Into the jaws of an advertising recession comes the launch of the most hubristic media venture we've heard of: a "super-stealth new online company backed and funded by some legendary billionaires." The requirements for the top job go from laugh line to laugh line.The startup seeks a candidate who is an editor-in-chief at a top business magazine like Forbes, BusinessWeek, or Portfolio. All, mind you, based in New York. And yet he or she must live in San Francisco. Oh, and having worked at Yahoo, Google, or eBay is a "big plus." All of this to run a website targeted at "SMB" — advertiser jargon for "small and medium businesses." Most small-business publications fail to draw an audience, precisely because they think of their readers' businesses, contemptuously, as "small." Too bad. In every other way, these guys are dreaming impossibly big. This job description is curiously similar to one posted in October with the same Gmail address as a contact. The main difference? The newer listing plays up the billionaire backers, and no longer mentions that it is "bankrolled by a respected 50+ year old offline company." A 50-year-old company? Sounds way too old media. Here's the job listing:
Name-dropping old man James Brady is just about the oldest old man in all the working media. He's turning 80 on Saturday, so he decided to dedicate his Forbes column to that most interesting of topics: his own career. This is a slight departure from his usual practice of reciting as many names as he can in 800 words and being shocked about this modern age. Brady's learned a mess of things in his long, long media career; but "modesty" was not one of them: He's a lover:
Vastly overqualified for an administrative assistant job, yet willing to sublimate your ego by doing grunt work? Twitter CEO Ev Williams has a job for you. He and cofounder Biz Stone are seeking a "future entrepreneur" who's willing to make copies one day and invent a business model for the revenueless microblogging service the next. Here's the job listing:

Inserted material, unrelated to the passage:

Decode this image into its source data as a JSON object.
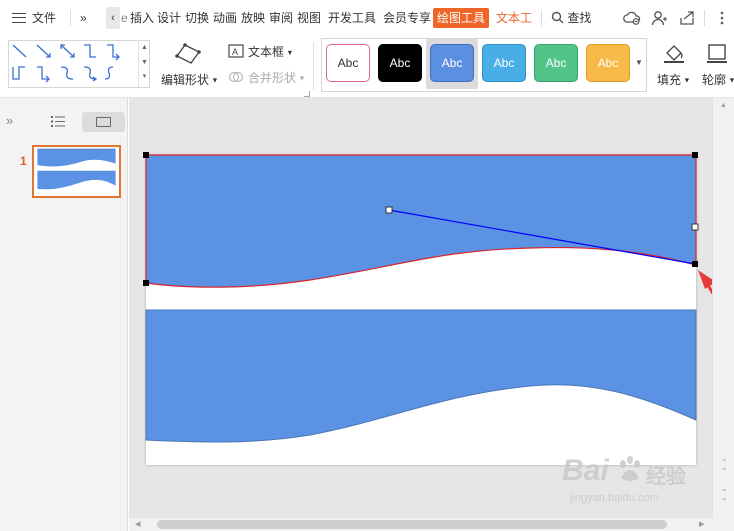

Oh, swoon. Just when we thought we couldn't like him any more, Mad Men star Jon Hamm has to go and do a guest-spot on funniest show ever 30 Rock. As a potential love interest for Liz! So that's pretty great. He ably hosted Saturday Night Live last weekend, so we're confident he'll bring the funny. Is this guy on track to be the next George Clooney or what? He's charming and amiable but stern at times, has rugged good looks, and a relaxed but assured masculinity. He's got it all! Or does he... I mean, he's still living pretty modestly. The first season of Mad Men, given that it's an AMC show, probably didn't pay much and his second season contract most likely didn't give him a huge raise. Last we checked, he was living in Los Feliz and driving a leased Audi. So he's not quite tooling around his own Clooney Manor on Lake Como yet. Nor is Mad Men an enormous success or the Hamm name a household one. Yet. Actually he sort of reminds us of those young lads from Good Will Hunting who stood, some 11 years ago, poised to conquer the world. One went one way, the other another. And that has made all the difference. Mr. Hamm is, yes, about ten years older now than Matt Damon and Ben Affleck were when they broke out, but he's arguably at the same career crossroads. So now does he go the Affleck route and try to make his movie star name in cheesy blockbusters and just become a Big Famous Person? Or does he tread more stealthily, choosing diverse and difficult actor parts with fancy directors, like Damon did with The Talented Mr. Ripley and All The Pretty Horses. We know how all that turned out, so hopefully Hamm will take Damon route and do the art house pictures and become big ticket popcorn star. Just like Mr. Clooney, really, who zipped his way through good schlock (the Ocean's movies) and bad schlock (Batman & Robin) before he could really exercise some muscle and get his own creative pet projects made. Clooney has, really, the perfect acting career—a mixture of dark, substantive work and fun lighter fare—and Damon looks to be following ably in his footsteps. We hope that Hamm can do the same. Right now he's got both an indie and a big blockbustery thing in the can, so... two roads diverge.